Basic usage of MDBenchmark

Usage of MDBenchmark can be broken down into three points:

  1. generate
  2. submit
  3. analyze

We first generate benchmarks from an input file, e.g., .tpr in GROMACS. Afterwards we submit all generated benchmarks to the queuing system of your HPC. Finally, we analyze the performance of each run and generate a plot for easier readability.

MDBenchmark currently supports two MD engines: GROMACS and NAMD. Extensions for AMBER and LAMMPS is planned and help is appreciated.
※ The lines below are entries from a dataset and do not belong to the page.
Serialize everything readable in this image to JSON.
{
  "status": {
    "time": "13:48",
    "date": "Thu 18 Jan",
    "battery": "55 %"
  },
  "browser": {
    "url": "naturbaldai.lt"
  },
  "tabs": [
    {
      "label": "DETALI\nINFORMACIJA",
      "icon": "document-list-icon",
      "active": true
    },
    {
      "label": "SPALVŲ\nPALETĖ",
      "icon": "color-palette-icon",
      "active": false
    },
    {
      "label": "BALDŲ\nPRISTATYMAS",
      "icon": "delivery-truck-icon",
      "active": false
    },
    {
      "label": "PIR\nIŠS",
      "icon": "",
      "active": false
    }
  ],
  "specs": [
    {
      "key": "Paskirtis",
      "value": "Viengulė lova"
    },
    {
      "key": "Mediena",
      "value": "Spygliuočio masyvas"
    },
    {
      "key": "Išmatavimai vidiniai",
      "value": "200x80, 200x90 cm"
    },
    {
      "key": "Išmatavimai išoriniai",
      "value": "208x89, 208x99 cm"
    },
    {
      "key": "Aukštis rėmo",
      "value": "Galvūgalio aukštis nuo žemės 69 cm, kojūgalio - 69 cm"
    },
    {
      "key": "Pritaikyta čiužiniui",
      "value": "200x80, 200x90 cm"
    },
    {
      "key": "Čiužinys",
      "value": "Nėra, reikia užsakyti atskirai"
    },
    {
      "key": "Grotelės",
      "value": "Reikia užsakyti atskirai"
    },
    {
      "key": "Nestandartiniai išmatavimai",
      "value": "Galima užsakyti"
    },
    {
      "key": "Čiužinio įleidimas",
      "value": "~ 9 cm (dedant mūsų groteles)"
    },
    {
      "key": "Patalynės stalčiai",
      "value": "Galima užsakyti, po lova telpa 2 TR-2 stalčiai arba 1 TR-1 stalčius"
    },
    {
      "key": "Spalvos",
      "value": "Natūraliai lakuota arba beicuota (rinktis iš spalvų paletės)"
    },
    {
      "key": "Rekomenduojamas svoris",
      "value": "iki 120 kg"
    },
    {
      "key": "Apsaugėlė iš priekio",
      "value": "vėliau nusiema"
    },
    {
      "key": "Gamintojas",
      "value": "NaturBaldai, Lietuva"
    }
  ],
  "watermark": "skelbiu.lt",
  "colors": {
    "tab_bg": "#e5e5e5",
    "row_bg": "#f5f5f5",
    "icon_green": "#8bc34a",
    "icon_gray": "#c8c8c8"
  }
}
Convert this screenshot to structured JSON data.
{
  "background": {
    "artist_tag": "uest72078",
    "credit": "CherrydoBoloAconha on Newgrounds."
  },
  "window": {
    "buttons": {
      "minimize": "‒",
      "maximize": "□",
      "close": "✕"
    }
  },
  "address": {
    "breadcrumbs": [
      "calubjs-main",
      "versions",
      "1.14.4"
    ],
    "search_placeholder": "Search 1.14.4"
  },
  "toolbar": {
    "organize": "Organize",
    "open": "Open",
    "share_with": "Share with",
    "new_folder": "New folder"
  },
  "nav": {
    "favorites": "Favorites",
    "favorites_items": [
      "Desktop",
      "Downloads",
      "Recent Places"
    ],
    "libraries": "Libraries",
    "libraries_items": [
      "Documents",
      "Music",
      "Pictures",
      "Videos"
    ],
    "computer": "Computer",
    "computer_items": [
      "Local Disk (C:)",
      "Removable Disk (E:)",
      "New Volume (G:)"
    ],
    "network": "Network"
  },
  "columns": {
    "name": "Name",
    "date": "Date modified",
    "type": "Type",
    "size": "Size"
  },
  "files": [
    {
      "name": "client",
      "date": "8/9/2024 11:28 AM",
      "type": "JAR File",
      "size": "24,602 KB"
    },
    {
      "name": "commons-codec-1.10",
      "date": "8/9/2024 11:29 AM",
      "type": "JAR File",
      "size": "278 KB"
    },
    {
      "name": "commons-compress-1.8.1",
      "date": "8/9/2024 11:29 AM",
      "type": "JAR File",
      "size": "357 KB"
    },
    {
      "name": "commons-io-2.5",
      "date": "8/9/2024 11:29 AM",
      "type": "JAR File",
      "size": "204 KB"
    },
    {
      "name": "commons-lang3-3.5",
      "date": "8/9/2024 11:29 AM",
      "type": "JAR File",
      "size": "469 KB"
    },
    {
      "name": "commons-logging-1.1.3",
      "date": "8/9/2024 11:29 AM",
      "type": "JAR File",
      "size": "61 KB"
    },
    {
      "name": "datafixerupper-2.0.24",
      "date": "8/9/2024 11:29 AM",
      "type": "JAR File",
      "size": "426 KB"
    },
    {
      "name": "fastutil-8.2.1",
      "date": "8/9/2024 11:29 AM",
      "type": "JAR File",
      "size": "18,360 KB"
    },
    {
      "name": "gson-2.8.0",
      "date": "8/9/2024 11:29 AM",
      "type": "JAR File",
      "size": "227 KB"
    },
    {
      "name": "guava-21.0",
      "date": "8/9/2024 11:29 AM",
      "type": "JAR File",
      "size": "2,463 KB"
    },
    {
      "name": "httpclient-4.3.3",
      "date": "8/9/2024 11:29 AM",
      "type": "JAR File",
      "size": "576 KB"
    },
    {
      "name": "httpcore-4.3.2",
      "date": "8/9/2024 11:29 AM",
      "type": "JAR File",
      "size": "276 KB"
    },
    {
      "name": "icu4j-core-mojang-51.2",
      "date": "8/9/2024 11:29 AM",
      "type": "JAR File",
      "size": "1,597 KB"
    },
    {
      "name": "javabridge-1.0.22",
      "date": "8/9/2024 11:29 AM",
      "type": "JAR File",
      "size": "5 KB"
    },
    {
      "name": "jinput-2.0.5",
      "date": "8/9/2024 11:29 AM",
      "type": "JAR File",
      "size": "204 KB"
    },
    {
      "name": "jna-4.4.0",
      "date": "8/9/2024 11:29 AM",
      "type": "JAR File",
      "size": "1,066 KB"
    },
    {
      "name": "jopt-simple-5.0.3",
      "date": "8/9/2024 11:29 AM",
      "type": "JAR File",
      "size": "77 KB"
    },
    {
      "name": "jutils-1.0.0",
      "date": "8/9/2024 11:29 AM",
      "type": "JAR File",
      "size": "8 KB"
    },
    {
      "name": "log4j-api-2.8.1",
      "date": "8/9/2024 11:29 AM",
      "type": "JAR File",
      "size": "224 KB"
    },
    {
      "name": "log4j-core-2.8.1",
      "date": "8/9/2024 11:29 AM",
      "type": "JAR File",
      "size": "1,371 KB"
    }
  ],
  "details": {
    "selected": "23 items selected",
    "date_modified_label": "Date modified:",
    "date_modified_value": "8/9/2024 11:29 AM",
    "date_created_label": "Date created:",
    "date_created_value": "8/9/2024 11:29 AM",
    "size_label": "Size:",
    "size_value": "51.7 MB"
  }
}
In the following, we will describe the usage of the supported MD engines.


Assuming your TPR file is called protein.tpr and you want to run benchmarks with the module gromacs/2016.4-plumed2.3, run the following command:

mdbenchmark generate --name protein --module gromacs/2016.4-plumed2.3

To run benchmarks on GPUs simply add the --gpu flag:

mdbenchmark generate --name protein --module gromacs/2016.4-plumed2.3 --gpu

You can also create benchmarks for different versions of GROMACS:

mdbenchmark generate --name protein --module gromacs/2016.4-plumed2.3 --module gromacs/2018.2 --gpu



NAMD support is experimental. If you encounter any problems or bugs, we would appreciate to hear from you.

Generating benchmarks for NAMD follows a similar process to GROMACS. Assuming the NAMD configuration file is called protein.namd, you will also need the corresponding protein.pdb and protein.psf inside the same folder.


Please be aware that all paths given in the protein.namd file must be absolute paths. This ensures that MDBenchmark does not destroy paths when copying files around during benchmark generation.

In analogy to the GROMACS setup, you can execute the following command to generate benchmarks for a module named namd/2.12:

mdbenchmark generate --name protein --module namd/2.12

To run benchmarks on GPUs add the --gpu flag:

mdbenchmark generate --name protein --module namd/2.12-gpu --gpu

Be aware that you will need to use different NAMD modules when generating and running GPU and non-GPU benchmarks! To work with GPUs, NAMD needs to be compiled separately and will be probably named differently on the host of your choice. Using the --gpu option on non-GPU builds of NAMD may lead to poorer performance and erroneous results.

Usage with multiple modules

You can use this feature to compare multiple versions of one MD engine or different MD engines with each other. Note that the base name for the GROMACS and NAMD files (see above) must to be the same, e.g., protein.tpr and protein.namd.

mdbenchmark generate –name protein –module namd/2.12 –module gromacs/2016.4